The wooden U.S. flag, made by Germantown, Md. resident James Shelton and his son, Forrest, was intended as gift in honor of National First Responders Day. The flag is black and white but for a blue line across the lower third. He made a similar one with a red line through it and gave that one to a local fire station.
Thank you to resident James Shelton, who presented Montgomery County 5th District officers with a wooden American Flag that he had made in recognition of National First Responders Day. The flag will be displayed in the 5th District Station. pic.twitter.com/kbAI32xHkY— Montgomery County Department of Police (@mcpnews) October 30, 2019
When pictures of the Sheltons were posted to the Facebook page of the Montgomery County Police Department, however, some members of the community took umbrage at the symbolism. Some noted that the blue line is a reference to the Blue Lives Matter movement, which is considered in some circles to be a racially tinged response to the Black Lives Matter.
Others said the non-standard flag had no business hanging in a public building anyway.

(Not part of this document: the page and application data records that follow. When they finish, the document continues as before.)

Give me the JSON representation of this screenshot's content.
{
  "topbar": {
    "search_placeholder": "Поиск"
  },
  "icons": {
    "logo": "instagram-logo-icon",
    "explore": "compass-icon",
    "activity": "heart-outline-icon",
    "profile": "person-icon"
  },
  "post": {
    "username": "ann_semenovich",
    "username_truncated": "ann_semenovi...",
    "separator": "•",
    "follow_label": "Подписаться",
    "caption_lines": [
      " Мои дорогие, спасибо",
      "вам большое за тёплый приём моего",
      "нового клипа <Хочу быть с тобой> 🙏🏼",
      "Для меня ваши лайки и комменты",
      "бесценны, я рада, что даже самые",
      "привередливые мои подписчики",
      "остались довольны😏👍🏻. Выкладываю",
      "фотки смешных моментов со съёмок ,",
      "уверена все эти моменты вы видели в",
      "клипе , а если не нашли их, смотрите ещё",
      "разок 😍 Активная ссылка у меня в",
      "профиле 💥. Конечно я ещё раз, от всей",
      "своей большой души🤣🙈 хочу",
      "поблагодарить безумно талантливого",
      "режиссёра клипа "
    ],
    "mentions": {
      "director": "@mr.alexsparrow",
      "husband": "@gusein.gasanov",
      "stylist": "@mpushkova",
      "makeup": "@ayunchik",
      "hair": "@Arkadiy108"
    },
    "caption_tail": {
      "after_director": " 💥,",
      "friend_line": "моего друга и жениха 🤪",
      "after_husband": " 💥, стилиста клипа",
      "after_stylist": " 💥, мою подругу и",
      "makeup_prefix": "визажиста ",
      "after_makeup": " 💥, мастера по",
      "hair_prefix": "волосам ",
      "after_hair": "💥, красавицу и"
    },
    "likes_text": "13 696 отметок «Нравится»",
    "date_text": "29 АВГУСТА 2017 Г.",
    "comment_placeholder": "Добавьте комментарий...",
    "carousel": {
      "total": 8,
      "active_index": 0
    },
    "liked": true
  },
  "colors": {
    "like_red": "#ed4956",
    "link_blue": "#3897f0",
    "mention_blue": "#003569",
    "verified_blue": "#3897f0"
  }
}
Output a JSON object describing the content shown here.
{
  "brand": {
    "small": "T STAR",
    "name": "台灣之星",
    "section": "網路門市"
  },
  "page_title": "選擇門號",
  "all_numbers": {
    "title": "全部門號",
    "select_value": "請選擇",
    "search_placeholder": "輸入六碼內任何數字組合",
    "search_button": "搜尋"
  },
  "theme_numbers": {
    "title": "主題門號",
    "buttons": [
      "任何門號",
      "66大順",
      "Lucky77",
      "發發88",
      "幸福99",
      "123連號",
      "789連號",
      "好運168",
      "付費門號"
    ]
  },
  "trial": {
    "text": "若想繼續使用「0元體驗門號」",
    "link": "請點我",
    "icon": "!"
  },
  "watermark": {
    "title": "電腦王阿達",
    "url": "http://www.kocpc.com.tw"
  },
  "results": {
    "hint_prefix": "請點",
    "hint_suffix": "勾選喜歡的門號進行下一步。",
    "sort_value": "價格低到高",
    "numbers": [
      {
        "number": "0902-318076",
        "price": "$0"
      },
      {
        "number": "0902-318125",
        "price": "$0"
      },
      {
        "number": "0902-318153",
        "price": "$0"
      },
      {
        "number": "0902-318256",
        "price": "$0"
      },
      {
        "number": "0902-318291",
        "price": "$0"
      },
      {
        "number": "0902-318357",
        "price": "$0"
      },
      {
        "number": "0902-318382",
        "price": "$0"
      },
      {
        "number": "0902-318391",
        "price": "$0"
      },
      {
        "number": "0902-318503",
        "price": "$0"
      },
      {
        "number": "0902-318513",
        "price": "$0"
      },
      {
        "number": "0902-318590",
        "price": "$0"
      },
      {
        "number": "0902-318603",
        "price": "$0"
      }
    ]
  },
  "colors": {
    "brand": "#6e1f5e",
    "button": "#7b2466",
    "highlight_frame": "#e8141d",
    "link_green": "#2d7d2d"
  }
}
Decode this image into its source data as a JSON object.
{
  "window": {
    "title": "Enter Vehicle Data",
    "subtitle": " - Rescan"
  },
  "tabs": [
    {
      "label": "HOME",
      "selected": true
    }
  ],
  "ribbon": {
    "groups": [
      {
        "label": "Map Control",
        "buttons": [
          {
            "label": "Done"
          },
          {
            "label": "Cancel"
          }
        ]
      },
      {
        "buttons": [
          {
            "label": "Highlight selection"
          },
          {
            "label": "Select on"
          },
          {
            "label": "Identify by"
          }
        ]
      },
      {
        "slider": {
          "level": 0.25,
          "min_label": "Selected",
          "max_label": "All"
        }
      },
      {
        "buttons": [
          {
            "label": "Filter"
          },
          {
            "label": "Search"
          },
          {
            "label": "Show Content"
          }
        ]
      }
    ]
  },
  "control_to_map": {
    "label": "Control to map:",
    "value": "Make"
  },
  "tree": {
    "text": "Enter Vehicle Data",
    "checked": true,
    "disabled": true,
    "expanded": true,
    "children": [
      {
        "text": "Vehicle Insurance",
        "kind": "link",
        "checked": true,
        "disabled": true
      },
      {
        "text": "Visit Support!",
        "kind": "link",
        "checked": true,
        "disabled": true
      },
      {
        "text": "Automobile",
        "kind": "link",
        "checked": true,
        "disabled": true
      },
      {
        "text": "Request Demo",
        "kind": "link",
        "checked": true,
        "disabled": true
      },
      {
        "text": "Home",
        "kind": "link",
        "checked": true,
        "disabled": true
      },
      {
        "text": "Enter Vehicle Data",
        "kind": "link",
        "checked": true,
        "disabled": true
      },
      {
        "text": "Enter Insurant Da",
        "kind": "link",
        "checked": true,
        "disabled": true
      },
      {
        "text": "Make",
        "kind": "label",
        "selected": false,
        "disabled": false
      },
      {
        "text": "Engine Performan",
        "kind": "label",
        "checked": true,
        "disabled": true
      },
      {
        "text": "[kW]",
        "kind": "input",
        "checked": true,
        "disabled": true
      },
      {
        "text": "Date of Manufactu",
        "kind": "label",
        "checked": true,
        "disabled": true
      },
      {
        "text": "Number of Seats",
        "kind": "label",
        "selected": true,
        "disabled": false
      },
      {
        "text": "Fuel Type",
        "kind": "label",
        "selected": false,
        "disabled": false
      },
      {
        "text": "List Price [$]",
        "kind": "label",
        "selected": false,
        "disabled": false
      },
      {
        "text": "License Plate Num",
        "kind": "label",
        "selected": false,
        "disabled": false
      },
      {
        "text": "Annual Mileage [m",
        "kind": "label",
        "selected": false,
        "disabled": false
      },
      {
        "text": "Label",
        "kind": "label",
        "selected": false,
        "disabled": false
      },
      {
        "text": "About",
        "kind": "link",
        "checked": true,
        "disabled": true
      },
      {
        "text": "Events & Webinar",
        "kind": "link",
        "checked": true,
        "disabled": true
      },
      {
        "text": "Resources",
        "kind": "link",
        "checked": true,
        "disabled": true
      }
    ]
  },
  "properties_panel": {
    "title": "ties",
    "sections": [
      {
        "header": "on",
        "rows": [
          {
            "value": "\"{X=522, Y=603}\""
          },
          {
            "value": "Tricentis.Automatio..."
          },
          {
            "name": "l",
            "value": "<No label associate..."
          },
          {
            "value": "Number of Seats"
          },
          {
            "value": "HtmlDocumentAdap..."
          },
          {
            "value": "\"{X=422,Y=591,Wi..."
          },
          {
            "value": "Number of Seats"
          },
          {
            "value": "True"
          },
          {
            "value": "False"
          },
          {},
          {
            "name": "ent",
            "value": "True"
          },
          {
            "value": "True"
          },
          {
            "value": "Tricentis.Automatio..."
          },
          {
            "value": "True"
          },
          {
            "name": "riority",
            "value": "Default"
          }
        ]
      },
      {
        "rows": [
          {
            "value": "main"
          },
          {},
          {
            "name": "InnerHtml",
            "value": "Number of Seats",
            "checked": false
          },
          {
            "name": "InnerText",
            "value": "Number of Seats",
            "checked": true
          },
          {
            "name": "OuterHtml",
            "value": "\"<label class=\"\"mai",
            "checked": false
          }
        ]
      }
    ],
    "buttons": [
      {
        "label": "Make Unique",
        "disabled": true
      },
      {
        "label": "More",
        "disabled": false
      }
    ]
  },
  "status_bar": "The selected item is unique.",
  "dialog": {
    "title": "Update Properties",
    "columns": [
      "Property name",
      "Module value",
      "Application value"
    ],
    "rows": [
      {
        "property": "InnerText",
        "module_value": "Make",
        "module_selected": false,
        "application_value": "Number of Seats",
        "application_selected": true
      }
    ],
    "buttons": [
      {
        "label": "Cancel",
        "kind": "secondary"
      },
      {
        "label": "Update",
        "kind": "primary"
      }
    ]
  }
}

But the majority of the comments were, by far, supportive of the gesture.
Following the complaints, Montgomery County Marc Elrich told officers at the station to keep the flag under wraps.
“The flag provides a symbol of support to some but it is a symbol of dismissiveness to others,” he said in a statement. “Because it is divisive, the flag will not be posted at the 5th District nor in any public space within the Police Department.”
As word of the controversy trickled out, Maryland Republican Governor, Larry Hogan, weighed in. In a twitter post, he declared himself “offended and disgusted.”
Later, on Facebook, he posted pictures of himself standing in front of similar flags in government buildings across the state.
We have been proud to hang these Thin Blue Line flags in Government House to honor the service and sacrifice of our…Posted by Governor Larry Hogan on Sunday, November 3, 2019
“It is simply not appropriate or acceptable for the county executive to arbitrarily ban police officers from displaying a Thin Blue Line flag that was donated to them by a young boy in honor of National First Responders Day,” Hogan wrote.